Where we work
By 2015, 181 countries had achieved over 75% coverage with at least basic services thanks to large successes with WASH access in the past 20 years.
The map below shows where the need remains dire. Of those most vulnerable countries, Mozambique is at the top.
Mozambique underwent a War of Independence and a 17-year civil war that led to extreme poverty and severely vulnerable living conditions. Nevertheless, Mozambique is in many senses a success story. After over 30 years of war, the country has been characterized by peace and relative economic stability for the past decade. GDP growth rates are high in the country – averaging 8% over the past few years. International institutions claim that the successful growth of Mozambique has come about as a result of greater liberalization, increased privatization of poorly run state institutions, and greater stability in the country. Yet Mozambique’s impressive economic achievements are fragile and uneven – rural areas in particular have not felt the benefits — which is where Water Underground works exclusively.
With the 22nd highest child mortality rate in the world, every year 82,000 children in Mozambique don't make it to the age of five. In 2015, 43% of all children under 5 were receiving advanced diarrhea treatment (it should be noted that these are reported interventions from health centers, where the majority of rural households cannot manage to get to).
Given that water-borne pathogens are the main factor in diarrheal disease — it is clear that lack of WASH facilities is leading cause of child mortality.
Economic impact of water scarcity
This means Mozambique has over 1/2 of their entire population walking 4-6 hours of every day to fetch water with no income-generating activities possible because of this burden.
Consequently, this translates to 1/2 of the entire population not participating in the countries economy. In a micro/ macro economic snapshot - it is virtually impossible for the country to rise into development when this is the reality.
Access to clean water & sanitation
Of Mozambique’s population, 70.2% live in rural areas. Water supply and sanitation coverage levels in Mozambique remain among absolute the lowest in sub-Saharan Africa. According to official state data, 71.8% of the rural population does not have access to safe water.
72% of foreign aid for water access is allocated to urban areas and improving its infrastructure. This leaves a devastatingly ignored rural population which is already among the most vulnerable in the world.
These people living in the rural areas are fundamentally trapped in poverty— and water access is the only logical first step to address it.
Our Regional Focus
The region of Water Undergrounds projects is primarily focused on Massinga District, Inhambane Province, Mozambique.
Massinga is one of the more populous Districts in Mozambique. 87% of the population of Massinga live in areas that would entirely rely on the availability of water wells in the community. Of that number, only 33% have adequate access to a clean water point. Only 9% of houses in rural Massinga District have improved sanitation.
Women & Education
Of the women in the district over 5 years of age, 62% never attended school and only 10% have completed primary school education.

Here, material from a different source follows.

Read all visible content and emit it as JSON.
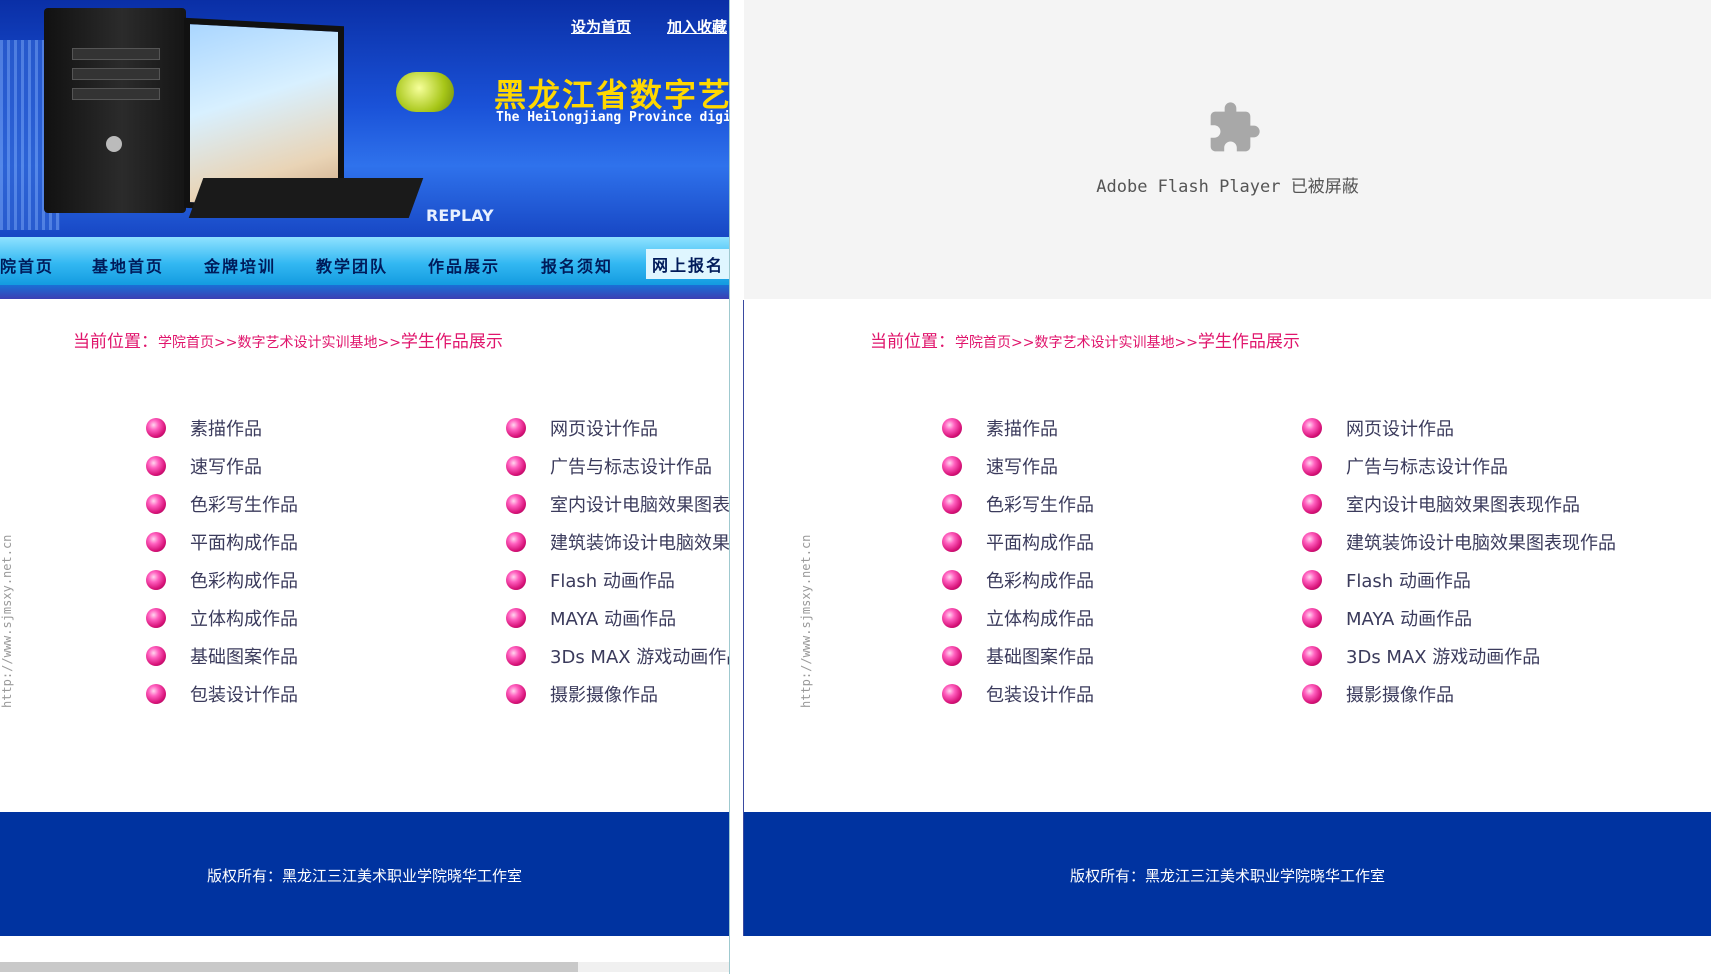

Only 38% of girls continue school past the 5th grade, dropping out around 13-14 years of age.
52.9 % of women are first married before their 18th birthday; and the Adolescent Fertility Rate (births from women ages 15-17) in Massinga was 18% in 2015.
Continuing access to education is the most vital ingredient to combat this issue.
Our immediate goal is 100% access to clean water and sanitation for the District of Massinga.
Every school will have water
There are a total of 63 schools in the District of Massinga. In 2014, only 18 of those 63 schools had access to clean water. Schools are the focal point of density for all communities.
*We operate in the most rural and vulnerable areas. Those communities located closer to the main village will be left to the responsibility of the District Government in an attempt to hold them accountable as well.
Decision to consolidate the regional focus of our projects is to have a consolidated impact and an ability to measure our impact, especially in our first years of operations, with relative consistency of cultural and geographic variables.
UN Sustainable Development Goals
This Strategy will help fulfill the vision and contribute to global efforts to meet the water and sanitation UN Sustainable Development Goals.
Why we chose Mozambique
Mozambique is one of the poorest countries in the world, however politically, it is one of the more stable nations on the African continent, which is one of the reasons this country was chosen to launch first Water Underground projects. 70% of the population of Mozambique live in the rural areas, with little to no opportunity for economic development due to lack of access to clean water.
The founder, Justin Arana, had traveled to Mozambique in 2008, and was confronted head on by the water crisis and the subsequent poverty trap that people (especially women) were living in. He soon formed a strong bond with Silvestre Uquieo, a local Mozambican (formally Minister for Agriculture in Inhambane Province) who shared his passion for wanting to change the tackle the global water crisis.
Given the fact that Silvestre had trusted ties within the Massing District Government - wherein red tape could be eliminated and no corruption was possible, they agreed that this was the perfect location to launch first projects.
Justin and Silvestre continued to work for other NGOs in the water sector while they developed their model. Together, after spending many years formulating a model of sustainability and empowerment to help communities in rural Mozambique lift themselves out of poverty, in 2014, Water Underground was established.